No. It came out on the ravaged road as well. This time, though, the GPS was calling it Ashfield rather than Reservoir Road. Oddly, though, the sign said Frank. I knew I was in the same place, however, because I had come upon an antique car parked catty-cornered to the meeting place of these two roads. The vehicle looked to be from the 1920’s, pristine condition, with a few yellow helium balloons affixed to it bobbing gently in the drops of rain. Did I not mention seeing that before? I certainly should have, because as soon as I saw it again—a beautiful piece of antique machinery a couple of miles from the nearest habitation—I began cursing so profusely and imaginatively at the #$%*&#* GPS that I forget the photo op altogether and decided, in my fury, to travel the Unconstructed Road. How bad could it be?
As I’ve said above, Apparently All Roads Lead to Hell. At least in this section of Lehighton.
It wasn’t, though. Not hell. Not really. Just an unpaved, sparsely graveled, pitted, gullied, collapsing stretch of trail awaiting blacktop at some distant future date. My GPS was telling me I had to stick with this mess for another four miles. Four miles that took me thirty minutes to traverse. Oops. Behind schedule now. Two huge SUV’s passed me coming the other direction. I had to stand my ground or drop off the side. They were better outfitted to ease around my own, smaller, ill-equipped-for-such-stupidity motor vehicle. Being a sucker and not learning from my mistakes, I took their presence as a good sign as well. That was, until I saw the hiker with his walking stick and backpack. This was followed by a particularly huge rock in the road. I crawled past it with one thought: How did that get there? I looked up, then, and saw two spindly trees holding back a huge fall of boulders—and did I tell you torrential rain was coming? I began to swear again, but quickly took to laughing. (Can you say hysteria?) And all this time, I was driving up, up, up at a ridiculously steep angle.
Finally, the road leveled off. See picture at right—one of the only ones I took, daring to remove my hands from the steering wheel long enough to pull out my phone while stopped for a much needed respite from white knuckles and hyperventilation. Beautiful, yes? Green and lush and, well, you get it—anywhere else I would have broken out a picnic lunch.
The road was more evenly graveled here, almost wide enough for two cars. Piece of cake. Until I saw the fog ahead and remembered I now had to descend. I won’t give you all the details of the gullies, the positioning of my wheelbase in such a fashion that I could pass over the ruts, the hint of sunlight through the fog and trees to my right indicating a steep drop off… When I reached the bottom I breathed a sigh of relief. The dog chasing my car from a junkyard I could view as comical, the post office a sign of civilization—except for the lack of a town’s name across its brick front. Still, the road had become potholed blacktop. I had made it!

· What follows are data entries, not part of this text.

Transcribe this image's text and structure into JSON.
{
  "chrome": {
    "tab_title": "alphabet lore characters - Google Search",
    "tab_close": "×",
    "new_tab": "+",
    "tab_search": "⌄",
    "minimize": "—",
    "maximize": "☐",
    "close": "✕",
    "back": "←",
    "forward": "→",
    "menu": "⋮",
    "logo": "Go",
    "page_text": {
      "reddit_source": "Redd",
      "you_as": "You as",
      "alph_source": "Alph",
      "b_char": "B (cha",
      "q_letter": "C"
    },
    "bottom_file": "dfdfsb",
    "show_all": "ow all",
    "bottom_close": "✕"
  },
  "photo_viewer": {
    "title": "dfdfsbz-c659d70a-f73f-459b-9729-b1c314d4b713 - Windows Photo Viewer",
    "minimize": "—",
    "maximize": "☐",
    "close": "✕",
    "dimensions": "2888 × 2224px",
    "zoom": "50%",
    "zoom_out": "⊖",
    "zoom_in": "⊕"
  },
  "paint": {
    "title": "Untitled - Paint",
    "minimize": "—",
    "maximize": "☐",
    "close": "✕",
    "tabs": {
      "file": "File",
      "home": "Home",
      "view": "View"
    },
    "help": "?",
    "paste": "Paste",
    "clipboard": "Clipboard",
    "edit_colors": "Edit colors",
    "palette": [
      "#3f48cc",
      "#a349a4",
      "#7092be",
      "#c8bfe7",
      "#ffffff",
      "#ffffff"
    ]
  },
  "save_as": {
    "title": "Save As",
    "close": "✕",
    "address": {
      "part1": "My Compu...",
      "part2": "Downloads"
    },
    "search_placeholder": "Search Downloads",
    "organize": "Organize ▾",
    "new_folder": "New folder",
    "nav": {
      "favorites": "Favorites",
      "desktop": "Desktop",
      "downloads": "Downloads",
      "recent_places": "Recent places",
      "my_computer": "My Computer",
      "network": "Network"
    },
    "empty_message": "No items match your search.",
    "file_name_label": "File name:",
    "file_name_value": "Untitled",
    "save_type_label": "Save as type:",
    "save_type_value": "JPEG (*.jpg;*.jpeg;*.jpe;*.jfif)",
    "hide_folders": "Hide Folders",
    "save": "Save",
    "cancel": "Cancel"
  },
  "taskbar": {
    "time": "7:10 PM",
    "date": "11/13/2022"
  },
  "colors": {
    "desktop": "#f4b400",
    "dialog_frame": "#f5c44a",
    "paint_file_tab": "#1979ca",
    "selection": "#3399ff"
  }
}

In short order, I reached another main road and took the left hand turn directed by my female non-companion and found myself a quarter mile from my destination. The GPS hadn’t misdirected me after all. She’d only displayed a really nasty sense of humor.